Background: Of the animals typically used to study fertilization-induced calcium dynamics, none is as accessible to genetics and molecular biology as the model organism Caenorhabditis elegans. Motivated by the experimental possibilities inherent in using such a well-established model organism, we have characterized fertilization-induced calcium dynamics in C. elegans.

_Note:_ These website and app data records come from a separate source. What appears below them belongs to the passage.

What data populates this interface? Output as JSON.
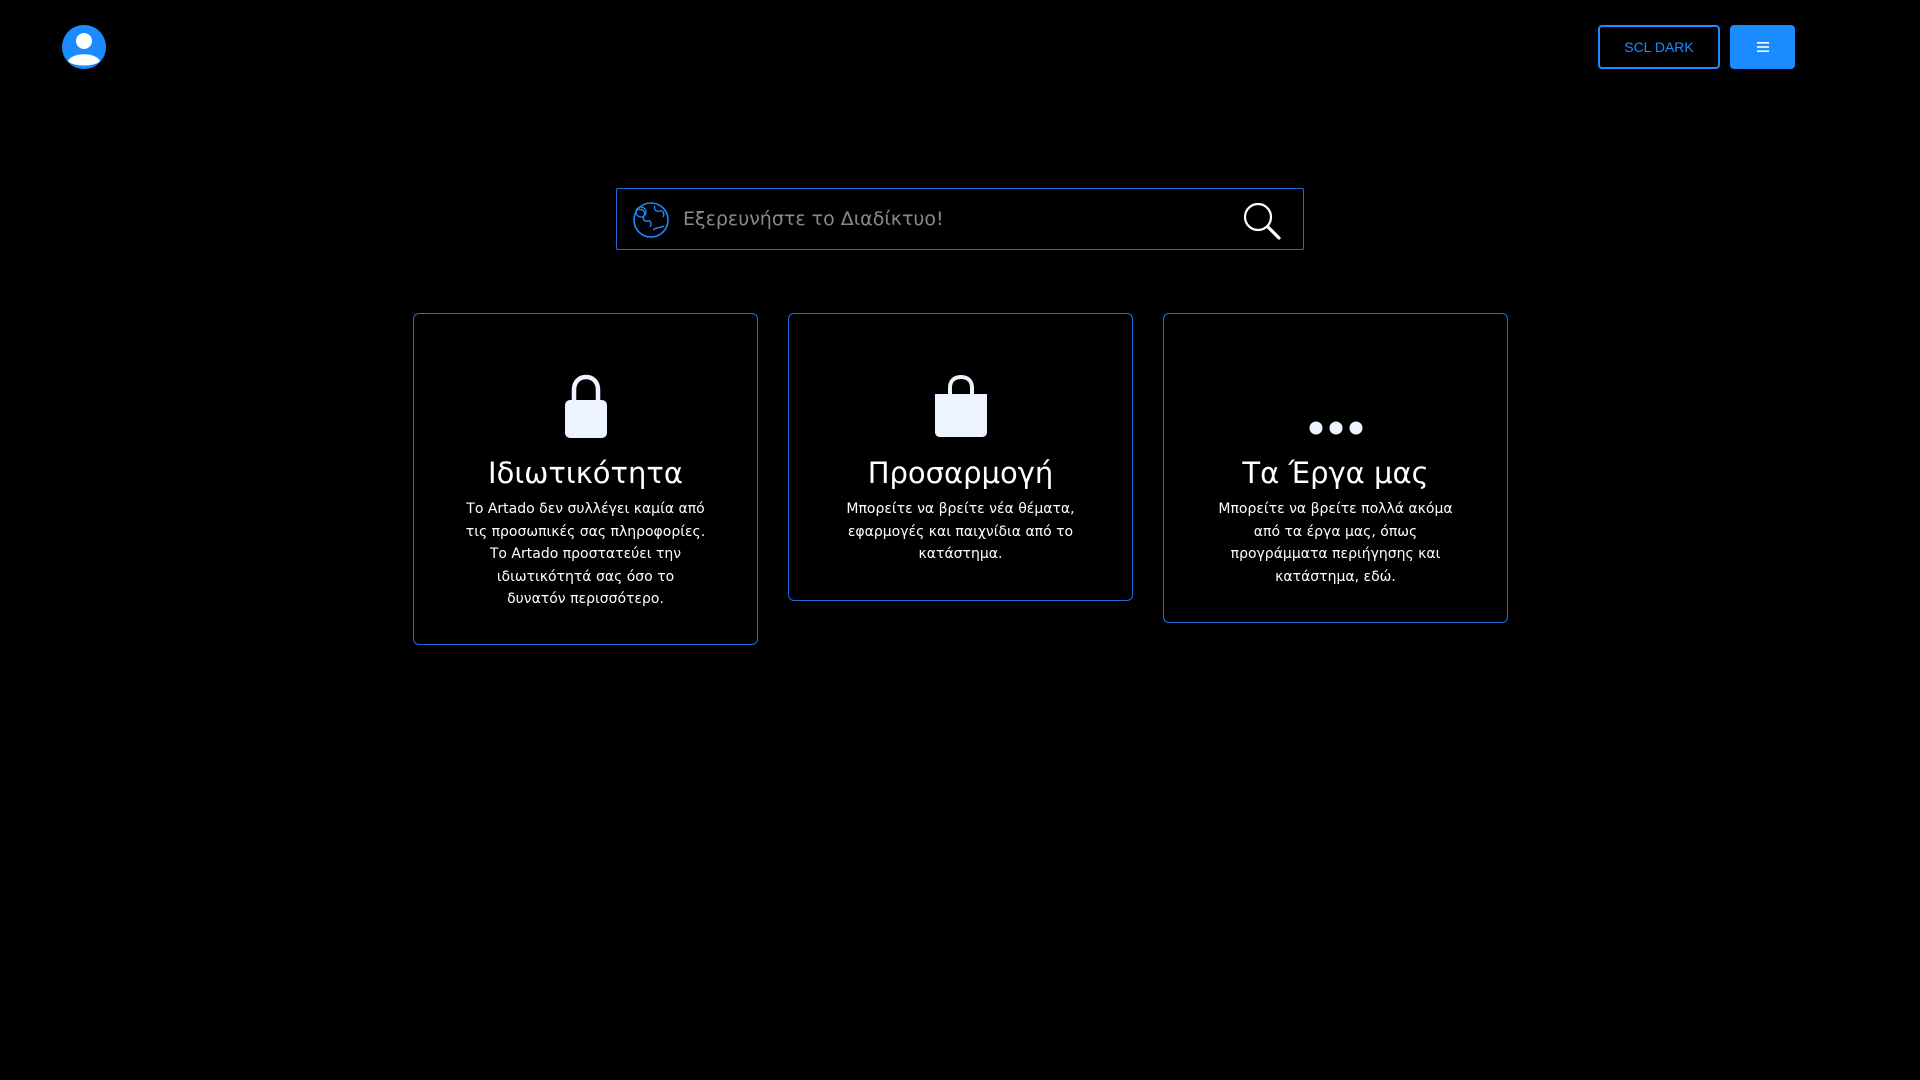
{
  "header": {
    "theme_button_label": "SCL DARK",
    "avatar_icon": "user-avatar-icon",
    "menu_icon": "hamburger-menu-icon"
  },
  "search": {
    "placeholder": "Εξερευνήστε το Διαδίκτυο!",
    "value": "",
    "left_icon": "globe-icon",
    "right_icon": "search-icon"
  },
  "cards": [
    {
      "icon": "lock-icon",
      "title": "Ιδιωτικότητα",
      "text": "Το Artado δεν συλλέγει καμία από τις προσωπικές σας πληροφορίες. Το Artado προστατεύει την ιδιωτικότητά σας όσο το δυνατόν περισσότερο."
    },
    {
      "icon": "shopping-bag-icon",
      "title": "Προσαρμογή",
      "text": "Μπορείτε να βρείτε νέα θέματα, εφαρμογές και παιχνίδια από το κατάστημα."
    },
    {
      "icon": "more-dots-icon",
      "title": "Τα Έργα μας",
      "text": "Μπορείτε να βρείτε πολλά ακόμα από τα έργα μας, όπως προγράμματα περιήγησης και κατάστημα, εδώ."
    }
  ],
  "colors": {
    "background": "#000000",
    "accent": "#1a8cff",
    "border": "#1a6fd9",
    "text": "#ffffff"
  }
}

Results: Owing to the transparency of the nematode, we have been able to study the calcium signal in C. elegans fertilization in vivo by monitoring the fluorescence of calcium indicator dyes that we introduce into the cytosol of oocytes. In C. elegans, fertilization induces a single calcium transient that is initiated soon after oocyte entry into the spermatheca, the compartment that contains sperm. Therefore, it is likely that the calcium transient is initiated by contact with sperm. This calcium elevation spreads throughout the oocyte, and decays monotonically after which the cytosolic calcium concentration returns to that preceding fertilization. Only this single calcium transient is observed.
Conclusion: Development of a technique to study fertilization induced calcium transients opens several experimental possibilities, e.g., identification of the signaling events intervening sperm binding and calcium elevation, identifying the possible roles of the calcium elevation such as the completion of meiosis, the formation of the eggshell, and the establishing of the embryo's axis of symmetry.